Work instruction:
When you copy the data, keep every line exactly as written and skip the pictures.

Records contained in a dataset:
- - - -
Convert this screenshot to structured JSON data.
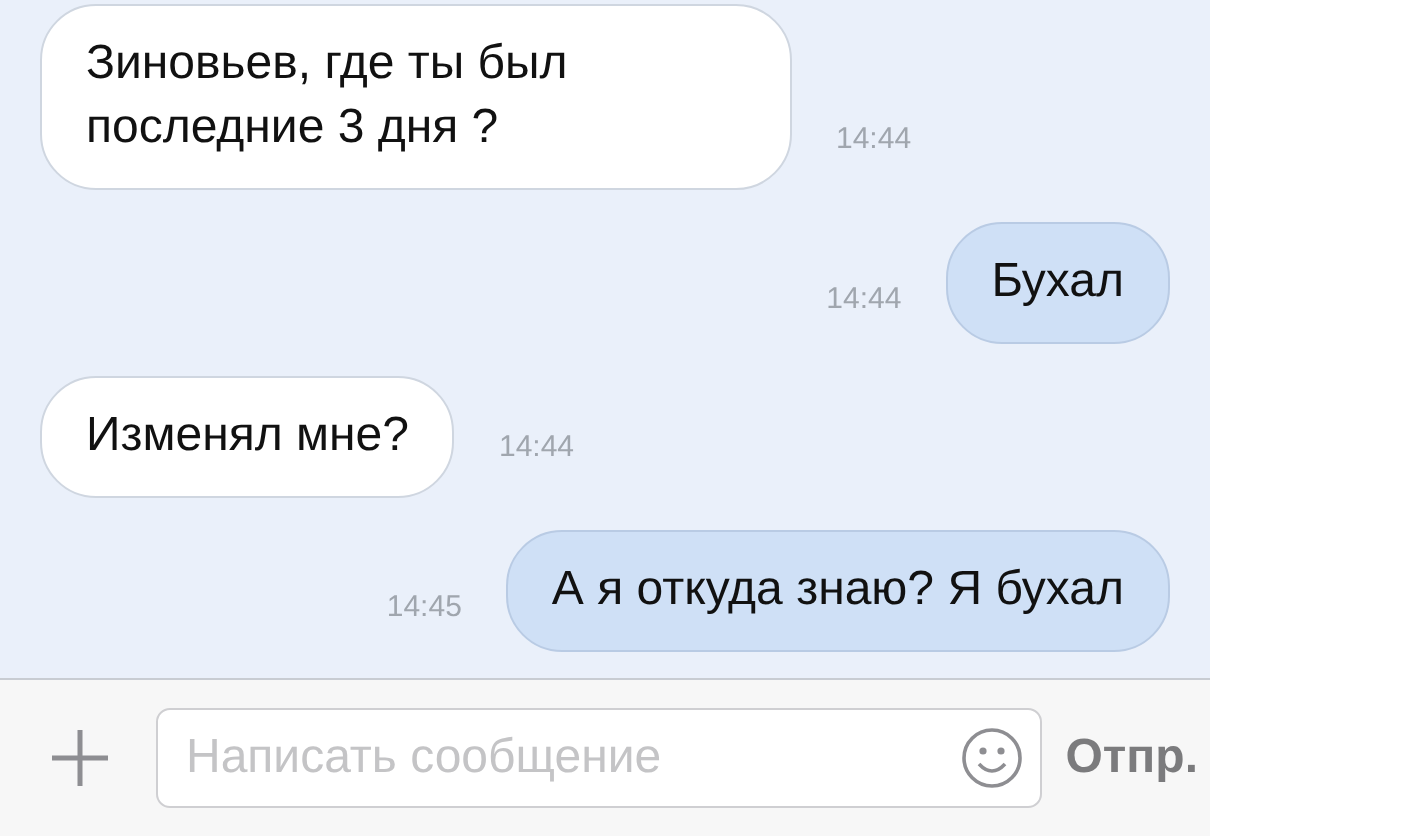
{
  "messages": [
    {
      "kind": "incoming",
      "text": "Зиновьев, где ты был последние 3 дня ?",
      "time": "14:44"
    },
    {
      "kind": "outgoing",
      "text": "Бухал",
      "time": "14:44"
    },
    {
      "kind": "incoming",
      "text": "Изменял мне?",
      "time": "14:44"
    },
    {
      "kind": "outgoing",
      "text": "А я откуда знаю? Я бухал",
      "time": "14:45"
    }
  ],
  "composer": {
    "placeholder": "Написать сообщение",
    "send_label": "Отпр."
  }
}
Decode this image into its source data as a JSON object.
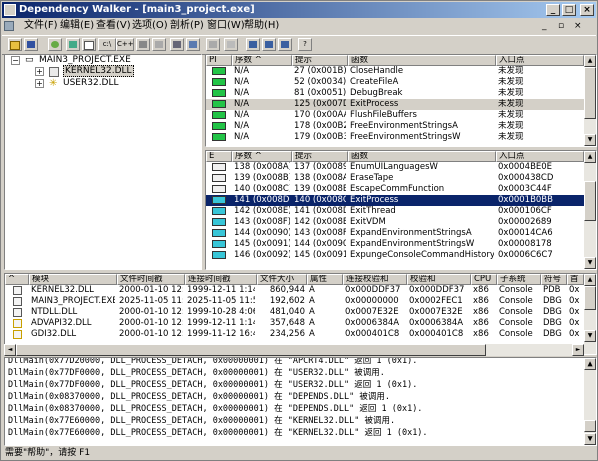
{
  "title": "Dependency Walker - [main3_project.exe]",
  "menu": [
    "文件(F)",
    "编辑(E)",
    "查看(V)",
    "选项(O)",
    "剖析(P)",
    "窗口(W)",
    "帮助(H)"
  ],
  "tree": {
    "root": "MAIN3_PROJECT.EXE",
    "children": [
      "KERNEL32.DLL",
      "USER32.DLL"
    ]
  },
  "parent_imports": {
    "headers": [
      "PI",
      "序数 ^",
      "提示",
      "函数",
      "入口点"
    ],
    "rows": [
      {
        "ordinal": "N/A",
        "hint": "27 (0x001B)",
        "function": "CloseHandle",
        "entry": "未发现"
      },
      {
        "ordinal": "N/A",
        "hint": "52 (0x0034)",
        "function": "CreateFileA",
        "entry": "未发现"
      },
      {
        "ordinal": "N/A",
        "hint": "81 (0x0051)",
        "function": "DebugBreak",
        "entry": "未发现"
      },
      {
        "ordinal": "N/A",
        "hint": "125 (0x007D)",
        "function": "ExitProcess",
        "entry": "未发现",
        "highlight": true
      },
      {
        "ordinal": "N/A",
        "hint": "170 (0x00AA)",
        "function": "FlushFileBuffers",
        "entry": "未发现"
      },
      {
        "ordinal": "N/A",
        "hint": "178 (0x00B2)",
        "function": "FreeEnvironmentStringsA",
        "entry": "未发现"
      },
      {
        "ordinal": "N/A",
        "hint": "179 (0x00B3)",
        "function": "FreeEnvironmentStringsW",
        "entry": "未发现"
      }
    ]
  },
  "exports": {
    "headers": [
      "E",
      "序数 ^",
      "提示",
      "函数",
      "入口点"
    ],
    "rows": [
      {
        "ordinal": "138 (0x008A)",
        "hint": "137 (0x0089)",
        "function": "EnumUILanguagesW",
        "entry": "0x0004BE0E"
      },
      {
        "ordinal": "139 (0x008B)",
        "hint": "138 (0x008A)",
        "function": "EraseTape",
        "entry": "0x000438CD"
      },
      {
        "ordinal": "140 (0x008C)",
        "hint": "139 (0x008B)",
        "function": "EscapeCommFunction",
        "entry": "0x0003C44F"
      },
      {
        "ordinal": "141 (0x008D)",
        "hint": "140 (0x008C)",
        "function": "ExitProcess",
        "entry": "0x0001B0BB",
        "selected": true
      },
      {
        "ordinal": "142 (0x008E)",
        "hint": "141 (0x008D)",
        "function": "ExitThread",
        "entry": "0x000106CF"
      },
      {
        "ordinal": "143 (0x008F)",
        "hint": "142 (0x008E)",
        "function": "ExitVDM",
        "entry": "0x00002689"
      },
      {
        "ordinal": "144 (0x0090)",
        "hint": "143 (0x008F)",
        "function": "ExpandEnvironmentStringsA",
        "entry": "0x00014CA6"
      },
      {
        "ordinal": "145 (0x0091)",
        "hint": "144 (0x0090)",
        "function": "ExpandEnvironmentStringsW",
        "entry": "0x00008178"
      },
      {
        "ordinal": "146 (0x0092)",
        "hint": "145 (0x0091)",
        "function": "ExpungeConsoleCommandHistoryA",
        "entry": "0x0006C6C7"
      }
    ]
  },
  "modules": {
    "headers": [
      "^",
      "模块",
      "文件时间戳",
      "连接时间戳",
      "文件大小",
      "属性",
      "连接校验和",
      "校验和",
      "CPU",
      "子系统",
      "符号",
      "首"
    ],
    "rows": [
      [
        "KERNEL32.DLL",
        "2000-01-10 12:00",
        "1999-12-11 1:14",
        "860,944",
        "A",
        "0x000DDF37",
        "0x000DDF37",
        "x86",
        "Console",
        "PDB",
        "0x"
      ],
      [
        "MAIN3_PROJECT.EXE",
        "2025-11-05 11:55",
        "2025-11-05 11:55",
        "192,602",
        "A",
        "0x00000000",
        "0x0002FEC1",
        "x86",
        "Console",
        "DBG",
        "0x"
      ],
      [
        "NTDLL.DLL",
        "2000-01-10 12:00",
        "1999-10-28 4:06",
        "481,040",
        "A",
        "0x0007E32E",
        "0x0007E32E",
        "x86",
        "Console",
        "DBG",
        "0x"
      ],
      [
        "ADVAPI32.DLL",
        "2000-01-10 12:00",
        "1999-12-11 1:14",
        "357,648",
        "A",
        "0x0006384A",
        "0x0006384A",
        "x86",
        "Console",
        "DBG",
        "0x"
      ],
      [
        "GDI32.DLL",
        "2000-01-10 12:00",
        "1999-11-12 16:44",
        "234,256",
        "A",
        "0x000401C8",
        "0x000401C8",
        "x86",
        "Console",
        "DBG",
        "0x"
      ]
    ]
  },
  "log": [
    "DllMain(0x77D20000, DLL_PROCESS_DETACH, 0x00000001) 在 \"APCRT4.DLL\" 返回 1 (0x1).",
    "DllMain(0x77DF0000, DLL_PROCESS_DETACH, 0x00000001) 在 \"USER32.DLL\" 被调用.",
    "DllMain(0x77DF0000, DLL_PROCESS_DETACH, 0x00000001) 在 \"USER32.DLL\" 返回 1 (0x1).",
    "DllMain(0x08370000, DLL_PROCESS_DETACH, 0x00000001) 在 \"DEPENDS.DLL\" 被调用.",
    "DllMain(0x08370000, DLL_PROCESS_DETACH, 0x00000001) 在 \"DEPENDS.DLL\" 返回 1 (0x1).",
    "DllMain(0x77E60000, DLL_PROCESS_DETACH, 0x00000001) 在 \"KERNEL32.DLL\" 被调用.",
    "DllMain(0x77E60000, DLL_PROCESS_DETACH, 0x00000001) 在 \"KERNEL32.DLL\" 返回 1 (0x1)."
  ],
  "status": "需要\"帮助\"，请按 F1",
  "colors": {
    "title_start": "#0a246a",
    "title_end": "#a6caf0",
    "selection": "#0a246a",
    "face": "#d4d0c8",
    "icon_green": "#22c447",
    "icon_cyan": "#38c6d8"
  }
}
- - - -
Response for this exercise:
Convert this screenshot to structured JSON data.
{
  "messages": [
    {
      "kind": "incoming",
      "text": "Зиновьев, где ты был последние 3 дня ?",
      "time": "14:44"
    },
    {
      "kind": "outgoing",
      "text": "Бухал",
      "time": "14:44"
    },
    {
      "kind": "incoming",
      "text": "Изменял мне?",
      "time": "14:44"
    },
    {
      "kind": "outgoing",
      "text": "А я откуда знаю? Я бухал",
      "time": "14:45"
    }
  ],
  "composer": {
    "placeholder": "Написать сообщение",
    "send_label": "Отпр."
  }
}
Decode this image into its source data as a JSON object.
{
  "title": "Dependency Walker - [main3_project.exe]",
  "menu": [
    "文件(F)",
    "编辑(E)",
    "查看(V)",
    "选项(O)",
    "剖析(P)",
    "窗口(W)",
    "帮助(H)"
  ],
  "tree": {
    "root": "MAIN3_PROJECT.EXE",
    "children": [
      "KERNEL32.DLL",
      "USER32.DLL"
    ]
  },
  "parent_imports": {
    "headers": [
      "PI",
      "序数 ^",
      "提示",
      "函数",
      "入口点"
    ],
    "rows": [
      {
        "ordinal": "N/A",
        "hint": "27 (0x001B)",
        "function": "CloseHandle",
        "entry": "未发现"
      },
      {
        "ordinal": "N/A",
        "hint": "52 (0x0034)",
        "function": "CreateFileA",
        "entry": "未发现"
      },
      {
        "ordinal": "N/A",
        "hint": "81 (0x0051)",
        "function": "DebugBreak",
        "entry": "未发现"
      },
      {
        "ordinal": "N/A",
        "hint": "125 (0x007D)",
        "function": "ExitProcess",
        "entry": "未发现",
        "highlight": true
      },
      {
        "ordinal": "N/A",
        "hint": "170 (0x00AA)",
        "function": "FlushFileBuffers",
        "entry": "未发现"
      },
      {
        "ordinal": "N/A",
        "hint": "178 (0x00B2)",
        "function": "FreeEnvironmentStringsA",
        "entry": "未发现"
      },
      {
        "ordinal": "N/A",
        "hint": "179 (0x00B3)",
        "function": "FreeEnvironmentStringsW",
        "entry": "未发现"
      }
    ]
  },
  "exports": {
    "headers": [
      "E",
      "序数 ^",
      "提示",
      "函数",
      "入口点"
    ],
    "rows": [
      {
        "ordinal": "138 (0x008A)",
        "hint": "137 (0x0089)",
        "function": "EnumUILanguagesW",
        "entry": "0x0004BE0E"
      },
      {
        "ordinal": "139 (0x008B)",
        "hint": "138 (0x008A)",
        "function": "EraseTape",
        "entry": "0x000438CD"
      },
      {
        "ordinal": "140 (0x008C)",
        "hint": "139 (0x008B)",
        "function": "EscapeCommFunction",
        "entry": "0x0003C44F"
      },
      {
        "ordinal": "141 (0x008D)",
        "hint": "140 (0x008C)",
        "function": "ExitProcess",
        "entry": "0x0001B0BB",
        "selected": true
      },
      {
        "ordinal": "142 (0x008E)",
        "hint": "141 (0x008D)",
        "function": "ExitThread",
        "entry": "0x000106CF"
      },
      {
        "ordinal": "143 (0x008F)",
        "hint": "142 (0x008E)",
        "function": "ExitVDM",
        "entry": "0x00002689"
      },
      {
        "ordinal": "144 (0x0090)",
        "hint": "143 (0x008F)",
        "function": "ExpandEnvironmentStringsA",
        "entry": "0x00014CA6"
      },
      {
        "ordinal": "145 (0x0091)",
        "hint": "144 (0x0090)",
        "function": "ExpandEnvironmentStringsW",
        "entry": "0x00008178"
      },
      {
        "ordinal": "146 (0x0092)",
        "hint": "145 (0x0091)",
        "function": "ExpungeConsoleCommandHistoryA",
        "entry": "0x0006C6C7"
      }
    ]
  },
  "modules": {
    "headers": [
      "^",
      "模块",
      "文件时间戳",
      "连接时间戳",
      "文件大小",
      "属性",
      "连接校验和",
      "校验和",
      "CPU",
      "子系统",
      "符号",
      "首"
    ],
    "rows": [
      [
        "KERNEL32.DLL",
        "2000-01-10 12:00",
        "1999-12-11 1:14",
        "860,944",
        "A",
        "0x000DDF37",
        "0x000DDF37",
        "x86",
        "Console",
        "PDB",
        "0x"
      ],
      [
        "MAIN3_PROJECT.EXE",
        "2025-11-05 11:55",
        "2025-11-05 11:55",
        "192,602",
        "A",
        "0x00000000",
        "0x0002FEC1",
        "x86",
        "Console",
        "DBG",
        "0x"
      ],
      [
        "NTDLL.DLL",
        "2000-01-10 12:00",
        "1999-10-28 4:06",
        "481,040",
        "A",
        "0x0007E32E",
        "0x0007E32E",
        "x86",
        "Console",
        "DBG",
        "0x"
      ],
      [
        "ADVAPI32.DLL",
        "2000-01-10 12:00",
        "1999-12-11 1:14",
        "357,648",
        "A",
        "0x0006384A",
        "0x0006384A",
        "x86",
        "Console",
        "DBG",
        "0x"
      ],
      [
        "GDI32.DLL",
        "2000-01-10 12:00",
        "1999-11-12 16:44",
        "234,256",
        "A",
        "0x000401C8",
        "0x000401C8",
        "x86",
        "Console",
        "DBG",
        "0x"
      ]
    ]
  },
  "log": [
    "DllMain(0x77D20000, DLL_PROCESS_DETACH, 0x00000001) 在 \"APCRT4.DLL\" 返回 1 (0x1).",
    "DllMain(0x77DF0000, DLL_PROCESS_DETACH, 0x00000001) 在 \"USER32.DLL\" 被调用.",
    "DllMain(0x77DF0000, DLL_PROCESS_DETACH, 0x00000001) 在 \"USER32.DLL\" 返回 1 (0x1).",
    "DllMain(0x08370000, DLL_PROCESS_DETACH, 0x00000001) 在 \"DEPENDS.DLL\" 被调用.",
    "DllMain(0x08370000, DLL_PROCESS_DETACH, 0x00000001) 在 \"DEPENDS.DLL\" 返回 1 (0x1).",
    "DllMain(0x77E60000, DLL_PROCESS_DETACH, 0x00000001) 在 \"KERNEL32.DLL\" 被调用.",
    "DllMain(0x77E60000, DLL_PROCESS_DETACH, 0x00000001) 在 \"KERNEL32.DLL\" 返回 1 (0x1)."
  ],
  "status": "需要\"帮助\"，请按 F1",
  "colors": {
    "title_start": "#0a246a",
    "title_end": "#a6caf0",
    "selection": "#0a246a",
    "face": "#d4d0c8",
    "icon_green": "#22c447",
    "icon_cyan": "#38c6d8"
  }
}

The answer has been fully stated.